### [INSTRUCTIONS FOR THE TASK]
Please return every line from the entries that has the string "content" in it.

[Dataset records]
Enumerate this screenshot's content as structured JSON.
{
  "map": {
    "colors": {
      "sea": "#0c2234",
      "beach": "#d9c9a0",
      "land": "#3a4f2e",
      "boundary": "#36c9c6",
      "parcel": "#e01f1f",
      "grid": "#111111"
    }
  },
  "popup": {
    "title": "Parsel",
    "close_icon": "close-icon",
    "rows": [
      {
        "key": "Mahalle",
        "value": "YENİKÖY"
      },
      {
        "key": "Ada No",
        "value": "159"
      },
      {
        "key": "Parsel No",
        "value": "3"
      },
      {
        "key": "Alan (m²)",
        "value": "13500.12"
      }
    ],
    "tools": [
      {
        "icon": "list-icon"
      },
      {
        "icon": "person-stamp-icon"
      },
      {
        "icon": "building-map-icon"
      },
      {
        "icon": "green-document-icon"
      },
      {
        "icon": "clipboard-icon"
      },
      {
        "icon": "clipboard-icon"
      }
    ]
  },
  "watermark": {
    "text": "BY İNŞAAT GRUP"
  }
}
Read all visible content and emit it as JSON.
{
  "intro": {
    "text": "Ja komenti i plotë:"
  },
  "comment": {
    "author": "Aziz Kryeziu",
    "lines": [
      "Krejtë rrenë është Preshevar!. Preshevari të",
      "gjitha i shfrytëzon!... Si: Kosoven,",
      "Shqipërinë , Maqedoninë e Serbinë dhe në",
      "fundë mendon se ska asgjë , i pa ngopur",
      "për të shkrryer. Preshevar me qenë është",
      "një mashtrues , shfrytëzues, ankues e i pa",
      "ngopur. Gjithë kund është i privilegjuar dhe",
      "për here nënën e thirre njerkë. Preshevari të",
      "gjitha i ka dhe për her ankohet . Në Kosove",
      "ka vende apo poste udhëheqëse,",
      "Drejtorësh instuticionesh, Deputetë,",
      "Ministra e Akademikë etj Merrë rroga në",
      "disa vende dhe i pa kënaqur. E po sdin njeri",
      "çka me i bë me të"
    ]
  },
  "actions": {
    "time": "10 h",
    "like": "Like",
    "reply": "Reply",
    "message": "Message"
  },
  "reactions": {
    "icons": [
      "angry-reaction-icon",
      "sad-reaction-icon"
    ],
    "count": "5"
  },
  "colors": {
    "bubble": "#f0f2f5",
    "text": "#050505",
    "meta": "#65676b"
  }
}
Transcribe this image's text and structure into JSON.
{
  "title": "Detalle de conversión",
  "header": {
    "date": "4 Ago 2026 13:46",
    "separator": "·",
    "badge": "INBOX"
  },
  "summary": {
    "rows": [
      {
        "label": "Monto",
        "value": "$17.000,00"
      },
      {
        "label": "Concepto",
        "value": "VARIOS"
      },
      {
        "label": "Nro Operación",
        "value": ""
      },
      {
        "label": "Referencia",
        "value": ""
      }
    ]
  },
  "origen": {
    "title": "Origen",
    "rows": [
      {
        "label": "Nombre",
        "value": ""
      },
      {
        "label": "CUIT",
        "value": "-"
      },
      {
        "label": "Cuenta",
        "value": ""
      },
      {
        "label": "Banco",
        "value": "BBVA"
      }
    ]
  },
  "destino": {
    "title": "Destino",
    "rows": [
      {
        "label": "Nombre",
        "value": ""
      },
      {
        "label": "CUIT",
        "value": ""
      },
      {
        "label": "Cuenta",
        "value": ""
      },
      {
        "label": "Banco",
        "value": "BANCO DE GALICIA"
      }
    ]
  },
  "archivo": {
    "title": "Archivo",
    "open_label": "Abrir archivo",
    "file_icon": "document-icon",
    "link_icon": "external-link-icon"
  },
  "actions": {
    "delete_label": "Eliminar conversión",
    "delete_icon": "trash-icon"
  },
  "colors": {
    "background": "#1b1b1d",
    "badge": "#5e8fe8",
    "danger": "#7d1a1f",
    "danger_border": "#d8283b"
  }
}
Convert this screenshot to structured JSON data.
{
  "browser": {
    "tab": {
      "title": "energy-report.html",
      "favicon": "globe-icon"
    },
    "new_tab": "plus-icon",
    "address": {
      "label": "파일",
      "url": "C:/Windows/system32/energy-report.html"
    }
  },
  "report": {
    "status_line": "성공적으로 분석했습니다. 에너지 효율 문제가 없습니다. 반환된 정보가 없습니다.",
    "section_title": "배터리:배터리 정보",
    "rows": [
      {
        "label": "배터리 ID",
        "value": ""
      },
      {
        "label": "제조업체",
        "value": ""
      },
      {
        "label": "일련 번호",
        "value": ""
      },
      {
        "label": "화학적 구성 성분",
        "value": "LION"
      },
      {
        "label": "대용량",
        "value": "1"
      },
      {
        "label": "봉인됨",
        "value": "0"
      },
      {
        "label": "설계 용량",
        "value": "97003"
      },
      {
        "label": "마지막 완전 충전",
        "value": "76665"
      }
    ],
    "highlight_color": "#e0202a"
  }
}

### [TASK RESPONSE]
Enumerate this screenshot's content as structured JSON.
Read all visible content and emit it as JSON.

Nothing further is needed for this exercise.